Art Imitating Life: Mr. Robot and the Lessons of DNS Security

Mr. Robot and the lessons of DNS securityWith the return of USA Network’s hit series Mr. Robot to television screens last month, DNS security has again shown it has a part to play. As we are left rooting for the ‘good guy’ hacker Elliott Alderson- who also just happens to be the bad guy- what are the takeaways from the fiction that can be remedied in real life networks?

Beware- spoilers ahead if you haven’t watched the latest episodes. (Unfamiliar with the show? Catch up from our last blog on season 1 here).

This season, we see the fruits of Elliot’s (ahem, Mr. Robot’s) labor, and the plan to destroy E Corp is moved into Stage 2. This involves blowing up a large New York facility that houses all of E Corp’s backup paper records, like deeds, loan documents, titles, etc. With the current digital fingerprint of these documents already gone, and physical copies then destroyed, it would be impossible for the massive corporation to rebuild and recover.

Avoiding SPOF- Single Point of Failure

“And like a botnet, the fear I created is spreading so fast it’s practically airborne”. Seeing the social and political turmoil born from his Five/Nine Hack, Elliott comes to terms with what he has done, and obtains a job at E Corp with the recovery team in order to undo his own Stage 2 plan. In a montage scene, he presents to E Corp managers and executives a plan to disperse and digitize current paper documents. The lesson here, he warns, is to avoid the single point of failure in having all of the paper records in one New York facility.

Single point of failure is all too real for many business networks. Organizations can prepare with redundancy in an attempt to make services as available as possible, but there will more often than not be areas that are overlooked. The DNS protocol in particular is prone to attacks, and its failure can cripple a network almost instantaneously. DDoS attacks, cache poisoning- the list goes on. It is a dangerous prospect to rely on one source in your network architecture and design. Dyn experienced this very issue in October 2016, when the Mirai botnet attack brought down the cloud DNS provider, and its multitudes of known clientele (such as Twitter, Reddit and CNN). 

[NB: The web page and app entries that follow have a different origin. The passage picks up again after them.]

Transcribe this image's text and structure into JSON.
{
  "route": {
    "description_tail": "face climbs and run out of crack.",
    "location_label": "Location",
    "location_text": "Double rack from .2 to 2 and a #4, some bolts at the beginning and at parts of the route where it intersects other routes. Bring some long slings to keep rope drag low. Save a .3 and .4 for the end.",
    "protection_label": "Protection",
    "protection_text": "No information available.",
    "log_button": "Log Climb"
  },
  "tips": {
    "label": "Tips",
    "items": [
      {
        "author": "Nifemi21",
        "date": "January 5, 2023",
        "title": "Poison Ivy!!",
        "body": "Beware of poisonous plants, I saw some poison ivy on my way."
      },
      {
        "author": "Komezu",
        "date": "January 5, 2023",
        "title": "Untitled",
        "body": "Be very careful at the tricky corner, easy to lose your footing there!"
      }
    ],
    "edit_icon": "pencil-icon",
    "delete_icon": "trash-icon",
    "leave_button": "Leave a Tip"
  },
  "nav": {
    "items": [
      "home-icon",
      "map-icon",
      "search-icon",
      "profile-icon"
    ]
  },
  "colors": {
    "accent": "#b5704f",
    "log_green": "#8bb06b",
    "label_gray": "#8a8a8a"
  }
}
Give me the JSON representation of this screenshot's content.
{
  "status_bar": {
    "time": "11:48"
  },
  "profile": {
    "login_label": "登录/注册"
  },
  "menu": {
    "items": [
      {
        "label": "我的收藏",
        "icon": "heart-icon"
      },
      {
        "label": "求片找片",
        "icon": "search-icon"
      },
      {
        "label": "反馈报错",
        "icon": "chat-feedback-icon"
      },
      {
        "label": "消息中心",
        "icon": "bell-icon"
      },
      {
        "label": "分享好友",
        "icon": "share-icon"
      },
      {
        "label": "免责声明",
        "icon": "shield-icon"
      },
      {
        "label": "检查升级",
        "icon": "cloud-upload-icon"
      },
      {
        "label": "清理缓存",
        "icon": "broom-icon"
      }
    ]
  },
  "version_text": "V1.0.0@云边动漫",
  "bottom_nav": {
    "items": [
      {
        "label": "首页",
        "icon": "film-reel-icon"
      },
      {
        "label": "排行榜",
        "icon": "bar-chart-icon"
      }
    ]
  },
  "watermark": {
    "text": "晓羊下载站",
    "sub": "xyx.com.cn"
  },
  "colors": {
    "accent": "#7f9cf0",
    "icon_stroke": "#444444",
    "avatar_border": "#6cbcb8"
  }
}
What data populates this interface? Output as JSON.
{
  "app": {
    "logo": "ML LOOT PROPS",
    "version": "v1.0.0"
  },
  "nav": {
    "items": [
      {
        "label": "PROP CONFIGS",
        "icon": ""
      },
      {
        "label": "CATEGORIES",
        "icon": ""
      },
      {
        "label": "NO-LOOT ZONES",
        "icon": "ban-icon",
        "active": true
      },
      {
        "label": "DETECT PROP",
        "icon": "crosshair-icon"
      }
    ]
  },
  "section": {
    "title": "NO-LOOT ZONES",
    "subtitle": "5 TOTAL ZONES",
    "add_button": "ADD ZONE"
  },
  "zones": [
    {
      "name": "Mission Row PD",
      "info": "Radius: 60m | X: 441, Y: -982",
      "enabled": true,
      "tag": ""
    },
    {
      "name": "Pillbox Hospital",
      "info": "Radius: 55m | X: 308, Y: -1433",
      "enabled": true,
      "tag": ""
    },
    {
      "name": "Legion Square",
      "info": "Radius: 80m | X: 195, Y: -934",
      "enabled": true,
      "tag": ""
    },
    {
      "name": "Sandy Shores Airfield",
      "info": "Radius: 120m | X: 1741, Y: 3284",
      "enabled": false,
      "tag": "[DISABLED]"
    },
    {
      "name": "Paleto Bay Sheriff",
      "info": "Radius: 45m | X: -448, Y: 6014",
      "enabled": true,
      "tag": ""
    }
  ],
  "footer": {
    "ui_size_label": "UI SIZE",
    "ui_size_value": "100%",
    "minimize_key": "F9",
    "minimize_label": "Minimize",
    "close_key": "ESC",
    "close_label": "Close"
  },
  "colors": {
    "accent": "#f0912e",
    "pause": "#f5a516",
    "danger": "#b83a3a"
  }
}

The answer in this case can be found in a hybrid cloud DNS infrastructure, which employs a combination of in-house DNS and public cloud DNS- effectively removing the risk of putting all your eggs in one basket. Another key to avoid DNS outage and disruption of services is to allow, if possible, geographical diversity. This way you’re able to not only protect your network from Denial of Service (DoS) attacks or even natural disasters, but also to redirect traffic to another server/ location while you face localized network issues.

DNS security network breaches that echo reality

Equifax, Deloitte, Yahoo….the list goes on for major breaches that occurred within the past year. While many of these can blame the failure to patch (why else would Mr. Robot be looking for holes at E Corp on Shodan.io?), others have been prone to DNS attacks. Either way, zero-day exploits and tunneling can be launched against an unprotected DNS, often resulting in the total loss of control of a network and websites. In our most recent DNS Security Survey, 19% of companies admitted they were subject to a DNS zero-day attack, while 83% of them did not apply the necessary number of security patches released. Using a DNS architecture with multiple engines (for example, BIND as well as NSD/Unbound) can eliminate the need to patch in an emergency, as you can alternate one running nameserver to another in a single click, protecting the DNS.

In the show, Elliot visits an underground hackerspace for a CTF ‘Capture the Flag’ tournament in order to gain secure internet access. He succeeds in closing the backdoor to the E Corp systems to protect it from the Dark Army through pwning a DNS registrar-  “change the nameserver configs, hijack the domain”. This type of DNS attack was recently launched against a Brazilian bank, affecting the bank’s network as well as the end-users themselves on the bank website. In this case, protection can be achieved with a solution that signals the system of its own initial infection. Once the network is self-aware, communication can be blocked between the rootkit back to the hacker’s C&C server. As the threat landscape is continually evolving everyday with new malicious content, businesses must stay up to date in real time with the latest attack trends. Dynamic data feeds such as SURBL or FireEye can inform a network of the most recent high-risk domains, a first step filter to protect against the unsolicited usage of your DNS.

Mr. Robot continues to deliver a realistic portrayal of modern hacking, giving fans in the tech industry tidbits to look forward to. But as art imitates life, there will likely be no end in sight for storylines that can be developed around DNS-based exploits. Businesses are wise to be proactive in seeking a dedicated security solution- not everyone is ‘Evil Corp’, but we can all be easily compromised without the proper network architecture and DNS security.

Want to learn more about the rise in DNS vulnerabilities, their potential business effects, and suggestions on rapid remedies? Download the 2017 DNS Threat Survey Report now.